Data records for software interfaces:
========================

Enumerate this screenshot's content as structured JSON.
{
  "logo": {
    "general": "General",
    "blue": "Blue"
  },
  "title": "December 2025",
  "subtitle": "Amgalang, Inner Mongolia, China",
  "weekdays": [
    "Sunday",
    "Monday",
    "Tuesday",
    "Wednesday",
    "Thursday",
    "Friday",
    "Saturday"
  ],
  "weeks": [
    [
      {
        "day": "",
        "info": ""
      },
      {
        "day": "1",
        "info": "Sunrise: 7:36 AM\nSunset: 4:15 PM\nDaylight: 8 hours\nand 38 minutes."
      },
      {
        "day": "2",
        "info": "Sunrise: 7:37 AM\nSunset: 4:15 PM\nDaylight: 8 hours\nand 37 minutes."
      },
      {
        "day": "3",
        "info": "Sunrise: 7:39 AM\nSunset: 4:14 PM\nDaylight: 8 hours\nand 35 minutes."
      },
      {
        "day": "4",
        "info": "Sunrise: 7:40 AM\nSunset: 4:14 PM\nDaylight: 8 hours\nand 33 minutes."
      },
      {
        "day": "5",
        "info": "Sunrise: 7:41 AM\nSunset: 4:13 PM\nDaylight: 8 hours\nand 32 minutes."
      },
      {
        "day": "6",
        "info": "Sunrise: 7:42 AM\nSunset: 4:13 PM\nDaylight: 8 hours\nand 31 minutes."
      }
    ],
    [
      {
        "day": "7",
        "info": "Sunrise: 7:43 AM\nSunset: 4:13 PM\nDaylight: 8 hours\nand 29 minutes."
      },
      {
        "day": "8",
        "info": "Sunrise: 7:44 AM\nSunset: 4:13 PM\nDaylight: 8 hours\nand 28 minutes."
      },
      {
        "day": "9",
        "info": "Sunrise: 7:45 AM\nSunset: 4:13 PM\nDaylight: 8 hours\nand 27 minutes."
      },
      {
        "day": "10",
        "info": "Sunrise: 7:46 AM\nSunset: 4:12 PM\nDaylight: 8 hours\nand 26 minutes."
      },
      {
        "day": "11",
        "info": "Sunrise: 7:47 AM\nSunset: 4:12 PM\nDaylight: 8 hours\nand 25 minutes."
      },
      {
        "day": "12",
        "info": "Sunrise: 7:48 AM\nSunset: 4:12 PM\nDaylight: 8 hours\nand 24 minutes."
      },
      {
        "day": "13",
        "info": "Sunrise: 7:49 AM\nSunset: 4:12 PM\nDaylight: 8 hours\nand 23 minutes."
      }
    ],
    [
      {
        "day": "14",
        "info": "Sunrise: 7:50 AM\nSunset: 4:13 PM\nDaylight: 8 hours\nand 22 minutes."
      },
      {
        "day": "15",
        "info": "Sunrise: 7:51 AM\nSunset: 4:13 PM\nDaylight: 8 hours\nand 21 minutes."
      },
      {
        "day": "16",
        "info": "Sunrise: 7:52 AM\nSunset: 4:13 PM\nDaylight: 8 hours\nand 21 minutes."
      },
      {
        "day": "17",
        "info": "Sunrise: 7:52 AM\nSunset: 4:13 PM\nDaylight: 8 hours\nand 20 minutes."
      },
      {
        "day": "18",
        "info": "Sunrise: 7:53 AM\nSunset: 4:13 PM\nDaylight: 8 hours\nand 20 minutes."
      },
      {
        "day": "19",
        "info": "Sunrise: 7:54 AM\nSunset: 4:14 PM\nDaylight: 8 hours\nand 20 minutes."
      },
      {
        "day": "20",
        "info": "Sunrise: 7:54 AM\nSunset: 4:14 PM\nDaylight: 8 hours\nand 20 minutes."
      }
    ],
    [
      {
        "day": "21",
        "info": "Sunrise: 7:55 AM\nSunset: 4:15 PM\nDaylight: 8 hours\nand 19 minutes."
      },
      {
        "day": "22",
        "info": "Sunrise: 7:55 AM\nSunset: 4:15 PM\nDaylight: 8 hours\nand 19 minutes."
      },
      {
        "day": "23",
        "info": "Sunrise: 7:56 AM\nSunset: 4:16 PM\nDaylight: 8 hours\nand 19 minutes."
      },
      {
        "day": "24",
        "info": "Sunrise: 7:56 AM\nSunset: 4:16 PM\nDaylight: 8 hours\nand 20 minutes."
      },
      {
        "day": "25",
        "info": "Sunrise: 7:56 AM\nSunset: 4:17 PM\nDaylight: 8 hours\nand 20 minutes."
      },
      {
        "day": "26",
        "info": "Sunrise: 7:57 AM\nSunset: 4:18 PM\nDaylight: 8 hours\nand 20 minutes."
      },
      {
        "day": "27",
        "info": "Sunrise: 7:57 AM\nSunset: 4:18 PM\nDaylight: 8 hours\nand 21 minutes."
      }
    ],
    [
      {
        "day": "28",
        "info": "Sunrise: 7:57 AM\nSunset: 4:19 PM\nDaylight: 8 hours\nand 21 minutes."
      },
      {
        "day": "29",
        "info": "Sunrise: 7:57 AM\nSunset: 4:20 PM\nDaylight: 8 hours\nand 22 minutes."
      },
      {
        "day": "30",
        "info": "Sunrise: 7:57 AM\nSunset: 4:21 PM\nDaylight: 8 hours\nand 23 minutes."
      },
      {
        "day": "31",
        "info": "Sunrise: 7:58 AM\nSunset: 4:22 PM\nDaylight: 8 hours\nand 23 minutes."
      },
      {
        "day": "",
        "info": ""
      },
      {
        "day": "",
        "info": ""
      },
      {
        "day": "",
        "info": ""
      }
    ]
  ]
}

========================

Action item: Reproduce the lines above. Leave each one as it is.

Solution to this task:
Enumerate this screenshot's content as structured JSON.
{
  "logo": {
    "general": "General",
    "blue": "Blue"
  },
  "title": "December 2025",
  "subtitle": "Amgalang, Inner Mongolia, China",
  "weekdays": [
    "Sunday",
    "Monday",
    "Tuesday",
    "Wednesday",
    "Thursday",
    "Friday",
    "Saturday"
  ],
  "weeks": [
    [
      {
        "day": "",
        "info": ""
      },
      {
        "day": "1",
        "info": "Sunrise: 7:36 AM\nSunset: 4:15 PM\nDaylight: 8 hours\nand 38 minutes."
      },
      {
        "day": "2",
        "info": "Sunrise: 7:37 AM\nSunset: 4:15 PM\nDaylight: 8 hours\nand 37 minutes."
      },
      {
        "day": "3",
        "info": "Sunrise: 7:39 AM\nSunset: 4:14 PM\nDaylight: 8 hours\nand 35 minutes."
      },
      {
        "day": "4",
        "info": "Sunrise: 7:40 AM\nSunset: 4:14 PM\nDaylight: 8 hours\nand 33 minutes."
      },
      {
        "day": "5",
        "info": "Sunrise: 7:41 AM\nSunset: 4:13 PM\nDaylight: 8 hours\nand 32 minutes."
      },
      {
        "day": "6",
        "info": "Sunrise: 7:42 AM\nSunset: 4:13 PM\nDaylight: 8 hours\nand 31 minutes."
      }
    ],
    [
      {
        "day": "7",
        "info": "Sunrise: 7:43 AM\nSunset: 4:13 PM\nDaylight: 8 hours\nand 29 minutes."
      },
      {
        "day": "8",
        "info": "Sunrise: 7:44 AM\nSunset: 4:13 PM\nDaylight: 8 hours\nand 28 minutes."
      },
      {
        "day": "9",
        "info": "Sunrise: 7:45 AM\nSunset: 4:13 PM\nDaylight: 8 hours\nand 27 minutes."
      },
      {
        "day": "10",
        "info": "Sunrise: 7:46 AM\nSunset: 4:12 PM\nDaylight: 8 hours\nand 26 minutes."
      },
      {
        "day": "11",
        "info": "Sunrise: 7:47 AM\nSunset: 4:12 PM\nDaylight: 8 hours\nand 25 minutes."
      },
      {
        "day": "12",
        "info": "Sunrise: 7:48 AM\nSunset: 4:12 PM\nDaylight: 8 hours\nand 24 minutes."
      },
      {
        "day": "13",
        "info": "Sunrise: 7:49 AM\nSunset: 4:12 PM\nDaylight: 8 hours\nand 23 minutes."
      }
    ],
    [
      {
        "day": "14",
        "info": "Sunrise: 7:50 AM\nSunset: 4:13 PM\nDaylight: 8 hours\nand 22 minutes."
      },
      {
        "day": "15",
        "info": "Sunrise: 7:51 AM\nSunset: 4:13 PM\nDaylight: 8 hours\nand 21 minutes."
      },
      {
        "day": "16",
        "info": "Sunrise: 7:52 AM\nSunset: 4:13 PM\nDaylight: 8 hours\nand 21 minutes."
      },
      {
        "day": "17",
        "info": "Sunrise: 7:52 AM\nSunset: 4:13 PM\nDaylight: 8 hours\nand 20 minutes."
      },
      {
        "day": "18",
        "info": "Sunrise: 7:53 AM\nSunset: 4:13 PM\nDaylight: 8 hours\nand 20 minutes."
      },
      {
        "day": "19",
        "info": "Sunrise: 7:54 AM\nSunset: 4:14 PM\nDaylight: 8 hours\nand 20 minutes."
      },
      {
        "day": "20",
        "info": "Sunrise: 7:54 AM\nSunset: 4:14 PM\nDaylight: 8 hours\nand 20 minutes."
      }
    ],
    [
      {
        "day": "21",
        "info": "Sunrise: 7:55 AM\nSunset: 4:15 PM\nDaylight: 8 hours\nand 19 minutes."
      },
      {
        "day": "22",
        "info": "Sunrise: 7:55 AM\nSunset: 4:15 PM\nDaylight: 8 hours\nand 19 minutes."
      },
      {
        "day": "23",
        "info": "Sunrise: 7:56 AM\nSunset: 4:16 PM\nDaylight: 8 hours\nand 19 minutes."
      },
      {
        "day": "24",
        "info": "Sunrise: 7:56 AM\nSunset: 4:16 PM\nDaylight: 8 hours\nand 20 minutes."
      },
      {
        "day": "25",
        "info": "Sunrise: 7:56 AM\nSunset: 4:17 PM\nDaylight: 8 hours\nand 20 minutes."
      },
      {
        "day": "26",
        "info": "Sunrise: 7:57 AM\nSunset: 4:18 PM\nDaylight: 8 hours\nand 20 minutes."
      },
      {
        "day": "27",
        "info": "Sunrise: 7:57 AM\nSunset: 4:18 PM\nDaylight: 8 hours\nand 21 minutes."
      }
    ],
    [
      {
        "day": "28",
        "info": "Sunrise: 7:57 AM\nSunset: 4:19 PM\nDaylight: 8 hours\nand 21 minutes."
      },
      {
        "day": "29",
        "info": "Sunrise: 7:57 AM\nSunset: 4:20 PM\nDaylight: 8 hours\nand 22 minutes."
      },
      {
        "day": "30",
        "info": "Sunrise: 7:57 AM\nSunset: 4:21 PM\nDaylight: 8 hours\nand 23 minutes."
      },
      {
        "day": "31",
        "info": "Sunrise: 7:58 AM\nSunset: 4:22 PM\nDaylight: 8 hours\nand 23 minutes."
      },
      {
        "day": "",
        "info": ""
      },
      {
        "day": "",
        "info": ""
      },
      {
        "day": "",
        "info": ""
      }
    ]
  ]
}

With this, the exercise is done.